The Co-Optimization of Fuels and Engines (Co-Optima) initiative is a DOE effort funded by both the Vehicle and Bioenergy Technology Offices focused on identifying the fuel properties and engine design characteristics needed to maximize vehicle performance and affordability, while deeply cutting harmful vehicle emissions. Multiple research efforts are underway focused on both spark-ignition and compression-ignition strategies. The fuel property focus of the R&D includes efforts directed towards characterizing and exploiting the unique properties available from biomass-based fuel blendstocks. While a significant focus of the work is targeted to improving efficiency, a number of projects are investigating the impacts of potential new fuels/engines on emissions. This talk will provide an overview of the Co-Optima effort and present select technical highlights related to identifying the fuel properties that maximizing efficiency and identifying suitable blendstocks that yield fuels that are sustainable, affordable, scalable, and compatible with infrastructure.
John Farrell, National Renewable Energy Lab
Friday, April 7, 2017 - 3:30pm
John is the Laboratory Program Manager for Vehicle Technologies at the National Renewable Energy Lab (NREL), in which capacity he manages the EERE Vehicle Technologies Office R&D portfolio. This work includes biofuel/engine interactions, energy storage, thermal management, fleet testing and analysis, vehicle/grid interactions, alternative fuels/vehicles deployment, and legislative support. John is also leading the Co-Optimization of Fuels and Engines (Co-Optima) effort, a multi-lab, multi-DOE-office initiative focused on the co-optimization of new high performance fuels and high efficiency engines.
Prior to joining NREL, John spent fifteen years at ExxonMobil's Corporate Research Laboratory where he conducted research focused on identifying fuel composition effects on vehicle efficiency and emissions. He also had a number of other technical, supervisory, and strategic planning assignments in diverse areas including life cycle assessment, algal biofuels development, electrochemical energy storage, the energy/water nexus, molecular separations, and process chemistry.

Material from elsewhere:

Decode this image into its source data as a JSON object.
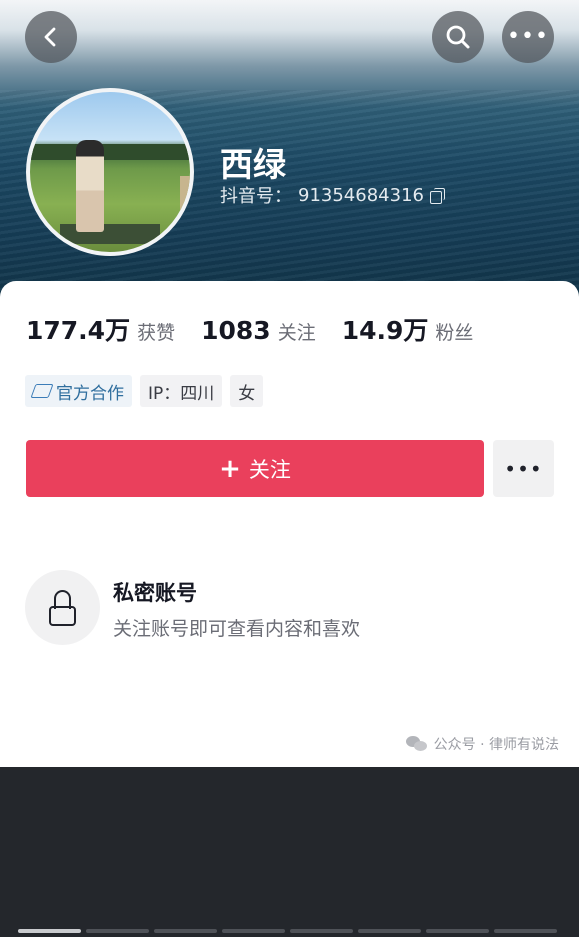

He holds B.S. and Ph.D. degrees in chemistry and completed a postdoctoral fellowship at the Combustion Research Facility at Sandia National Laboratories.